Thursday, March 31, 2011
Anat Cohen's Marvelous Village Notes
Anat Cohen certainly has established herself among the rising new performers in jazz today. The following review originally appeared in the November 2008 Jazz & Blues Report (Issue 310), although I have made minor edits. I believe I received a review copy from Jazz & Blues Report.
One of the many prominent Israeli born jazz artists to come to our attention, Anat Cohen has been receiving critical kudos from the jazz press as well as making her mark. The first female horn player to headline the Village Vanguard, she has opened eyes and ears with her marvelous reed playing.
This writer was captivated by her performance as part of the United Jazz Orchestra led by Paquito D’Rivera at the 2007 Duke Elllington Jazz Festival. Her latest album is the marvelous Notes From the Village (Anzic), and has her backed by Jason Lindner on piano; Omer Avital on bass; and drummer Daniel Freedman, with guitarist Hekselman appearing on three of the eight performances.
This is lively and uplifting music from the start with the opening Washington Square Park, incorporating latin elements along with modern and traditional jazz. the music sings and its hard to resist the urge to dance with this including Hekselman’s twisting, lively solo and Cohen’s serpentine soprano sax playing here.

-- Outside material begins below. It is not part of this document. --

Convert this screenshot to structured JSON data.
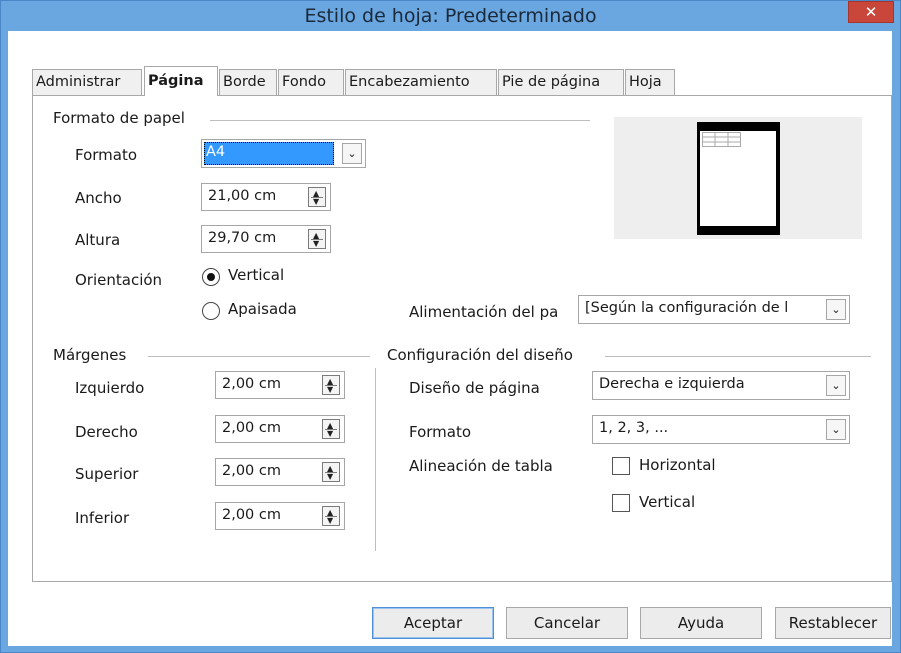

Its followed by Cohen’s lovely ballad Until You’re in Love Again, with its echoes of Gordon Jenkins’ Goodbye, with her lovely woody clarinet tone evoking Goodman’s legacy before taking the song into a new direction. It is as indicative as any track here showing the freshness of her music and playing.
Cuban composer Ernesto Lecouna’s Siboney, features an arrangement by Lindner which fuses elements of tango with the Afro-Cuban foundation as Cohen’s horn sings again. She plays bass clarinet on the lovely, wistful rendition of Coltrane’s After the Rain, with Lindner taking a nice solo. J Blues is a lively original with her playing mesmerizing, while her interpretation of Sam Cooke’s A Change is Gonna Come, opens with a work song like tempo as emphatically laid out by drummer Freedman, while her playing is both soulful and thoughtful.
A playful rendition of Fats Waller’s Jitterbug Waltz takes this out on another high note with a very fresh, effervescent arrangement by Cohen and her sax weaving its magic throughout, concluding a CD of music rooted in the past and present yet looking forward to the future. It certainly will add to the many kudos she already has received.